But what do they do about this hostage? They're not professional kidnappers, they're drug dealers and party animals who have better things to do than babysit a 15 year-old kid. As Zack's straight-laced parents (David Thornton and Sharon Stone) begin to worry about their son, Zack is off pulling bong hits, trimming pot plants, engaging in underwater threesomes with beautiful girls and having the time of his life. He's young and he's alive for the first time -- sprung from his parents' strict household -- chilling alongside some of the coolest cats on the planet. As Zack sees it, his brother will pay up sooner or later and he'll have a story to tell his grandkids ... as soon as they become consenting adults, of course. Three days and 47 parties later, Johnny, as well as his partner-in-crime Frankie (a semi-muscular Justin Timberlake covered in tats), realize they might be in a little over their heads as far as this kidnapping thing goes. How's life in prison sound? So, something must be done about the kid. And no, just simply letting him go, hoping he'll cover the whole thing up with a few white lies, is not an option.
In fact, there aren't many options, except ... possibly ... whacking him. Hey, but Frankie, asked by Johnny to be Zack's primary guardian, has formed a bond with the little nuisance. So have the other members of the Truelove crew. C'mon, they're not professional hitmen, they're drug dealers and party animals who have better things to do than whack a 15 year-old kid over a $1200 debt owed by his brother. And what about all the witnesses? Ya know, the army of half-naked partygoers who, between getting stoned and having sex, managed to give Zack a cute little nickname, Stolen Boy?

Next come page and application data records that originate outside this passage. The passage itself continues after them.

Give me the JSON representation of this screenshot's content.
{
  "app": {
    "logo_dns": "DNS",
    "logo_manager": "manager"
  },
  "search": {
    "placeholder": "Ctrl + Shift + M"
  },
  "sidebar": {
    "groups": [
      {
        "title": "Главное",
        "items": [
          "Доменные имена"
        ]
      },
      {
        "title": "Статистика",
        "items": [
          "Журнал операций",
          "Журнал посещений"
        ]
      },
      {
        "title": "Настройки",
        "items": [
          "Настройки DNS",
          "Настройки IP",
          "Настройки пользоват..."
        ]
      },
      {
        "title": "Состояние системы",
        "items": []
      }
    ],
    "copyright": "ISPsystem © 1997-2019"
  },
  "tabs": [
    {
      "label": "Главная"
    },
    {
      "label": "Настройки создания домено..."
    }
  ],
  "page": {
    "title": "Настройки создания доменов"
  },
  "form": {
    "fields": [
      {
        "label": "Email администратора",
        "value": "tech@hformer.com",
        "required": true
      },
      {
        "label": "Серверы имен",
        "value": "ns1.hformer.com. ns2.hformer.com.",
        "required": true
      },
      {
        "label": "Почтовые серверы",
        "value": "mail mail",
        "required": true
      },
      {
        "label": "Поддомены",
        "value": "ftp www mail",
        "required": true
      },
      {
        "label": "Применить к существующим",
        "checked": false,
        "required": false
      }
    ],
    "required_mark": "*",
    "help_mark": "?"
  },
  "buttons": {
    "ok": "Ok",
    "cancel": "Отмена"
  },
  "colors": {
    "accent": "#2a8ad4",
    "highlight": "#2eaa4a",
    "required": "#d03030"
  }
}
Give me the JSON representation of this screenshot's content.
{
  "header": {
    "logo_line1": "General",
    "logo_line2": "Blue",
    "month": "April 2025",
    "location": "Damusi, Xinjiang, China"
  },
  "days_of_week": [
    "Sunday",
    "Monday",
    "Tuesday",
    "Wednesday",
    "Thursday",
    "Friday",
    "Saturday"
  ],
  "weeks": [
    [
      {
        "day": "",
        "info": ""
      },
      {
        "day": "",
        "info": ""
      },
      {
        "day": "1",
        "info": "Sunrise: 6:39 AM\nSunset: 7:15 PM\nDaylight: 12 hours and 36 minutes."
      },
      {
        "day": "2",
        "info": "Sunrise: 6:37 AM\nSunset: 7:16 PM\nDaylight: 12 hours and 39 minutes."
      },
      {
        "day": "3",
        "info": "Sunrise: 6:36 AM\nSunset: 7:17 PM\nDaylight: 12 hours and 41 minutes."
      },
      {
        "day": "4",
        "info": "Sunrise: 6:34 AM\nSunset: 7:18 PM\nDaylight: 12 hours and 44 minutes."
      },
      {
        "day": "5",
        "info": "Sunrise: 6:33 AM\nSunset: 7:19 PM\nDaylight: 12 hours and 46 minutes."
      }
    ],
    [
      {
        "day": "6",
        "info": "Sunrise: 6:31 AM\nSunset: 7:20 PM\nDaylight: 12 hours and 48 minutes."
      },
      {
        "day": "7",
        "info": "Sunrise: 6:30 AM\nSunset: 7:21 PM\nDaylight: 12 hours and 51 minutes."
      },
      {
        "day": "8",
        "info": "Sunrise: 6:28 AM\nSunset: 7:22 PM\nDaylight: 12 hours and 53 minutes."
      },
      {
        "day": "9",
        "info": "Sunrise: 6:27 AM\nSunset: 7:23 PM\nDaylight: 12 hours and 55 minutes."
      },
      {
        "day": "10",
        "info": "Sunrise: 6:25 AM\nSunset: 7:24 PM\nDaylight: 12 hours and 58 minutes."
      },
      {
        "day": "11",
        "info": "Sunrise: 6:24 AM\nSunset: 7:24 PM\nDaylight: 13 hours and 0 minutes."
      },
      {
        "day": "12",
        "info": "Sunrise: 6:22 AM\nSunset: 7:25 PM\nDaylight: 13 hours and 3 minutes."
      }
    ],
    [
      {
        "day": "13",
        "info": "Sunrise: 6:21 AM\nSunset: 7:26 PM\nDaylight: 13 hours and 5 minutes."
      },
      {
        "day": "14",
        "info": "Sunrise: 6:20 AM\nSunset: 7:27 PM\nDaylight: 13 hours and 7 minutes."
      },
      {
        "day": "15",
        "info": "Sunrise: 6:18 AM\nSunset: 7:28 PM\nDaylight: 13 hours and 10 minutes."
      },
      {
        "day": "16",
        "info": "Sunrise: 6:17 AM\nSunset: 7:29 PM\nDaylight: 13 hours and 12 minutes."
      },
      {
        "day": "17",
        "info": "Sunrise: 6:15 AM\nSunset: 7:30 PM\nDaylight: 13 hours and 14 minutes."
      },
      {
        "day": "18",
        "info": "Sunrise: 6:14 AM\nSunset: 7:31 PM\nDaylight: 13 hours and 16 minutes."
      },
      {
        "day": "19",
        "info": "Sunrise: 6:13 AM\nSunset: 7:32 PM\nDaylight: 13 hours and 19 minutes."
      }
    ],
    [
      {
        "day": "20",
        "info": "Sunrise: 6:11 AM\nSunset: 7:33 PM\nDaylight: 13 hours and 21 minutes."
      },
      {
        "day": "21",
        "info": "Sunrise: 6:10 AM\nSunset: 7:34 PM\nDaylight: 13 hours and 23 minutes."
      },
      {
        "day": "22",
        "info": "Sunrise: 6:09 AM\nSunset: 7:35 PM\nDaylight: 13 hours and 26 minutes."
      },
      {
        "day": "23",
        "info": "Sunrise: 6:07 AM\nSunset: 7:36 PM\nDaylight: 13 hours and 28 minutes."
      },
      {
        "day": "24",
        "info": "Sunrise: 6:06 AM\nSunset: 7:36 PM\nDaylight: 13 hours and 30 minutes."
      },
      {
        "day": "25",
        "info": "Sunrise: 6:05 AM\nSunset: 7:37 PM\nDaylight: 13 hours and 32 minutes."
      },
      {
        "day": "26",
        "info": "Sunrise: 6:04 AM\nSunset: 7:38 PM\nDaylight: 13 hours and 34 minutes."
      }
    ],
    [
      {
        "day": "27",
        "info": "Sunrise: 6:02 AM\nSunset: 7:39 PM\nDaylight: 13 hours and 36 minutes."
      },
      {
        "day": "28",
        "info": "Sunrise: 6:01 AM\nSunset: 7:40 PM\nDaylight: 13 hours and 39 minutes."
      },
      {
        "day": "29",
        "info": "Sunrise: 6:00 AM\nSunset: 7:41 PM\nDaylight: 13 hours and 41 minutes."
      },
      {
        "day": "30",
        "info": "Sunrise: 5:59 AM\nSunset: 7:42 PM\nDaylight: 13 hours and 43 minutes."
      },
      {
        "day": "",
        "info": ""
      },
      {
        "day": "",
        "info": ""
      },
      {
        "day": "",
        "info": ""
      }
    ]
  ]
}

Writer-director Nick Cassavetes wants you to know about each and every single witness, via one-second captions on the screen, as proof he's capable of shooting a film that's nothing at all like The Notebook. If the sex, drugs and filthy language don't convince you, perhaps the brief stylized split-screens -- thrown in for no apparent reason -- and Sharon Stone in an awkward-looking fat suit will. Tack on a bunch of one-on-one TV-style interviews with a few of the characters and Cassavetes also produces a film that's a tad too long, too drawn-out and too over-the-top.
And it's based on a true-life story -- that of Jesse James Hollywood (changed to Johnny Truelove for the film since his case is still pending), one of the youngest people ever featured on the FBI's 10 Most Wanted list. Google him if you want to know what happens in the end. And that's part of the problem with Alpha Dog. Not only do we despise these characters throughout, but the climax, while powerful, doesn't carry the same effect for someone who knows about the case. But those folks who don't know about Jesse James Hollywood, who have somehow missed the news reports and Court TV specials, might enjoy the film's slow build-up (if you can see through the bong smoke) -- it sort of feels like a ticking time-bomb is about to go off and you don't know when, where or how it will explode. While it's easy to say Justin Timberlake is the best part of the film (partly because he's playing a character written to ooze with coolness), perhaps that's not such a bad thing.
Wow, I can't believe I just said that.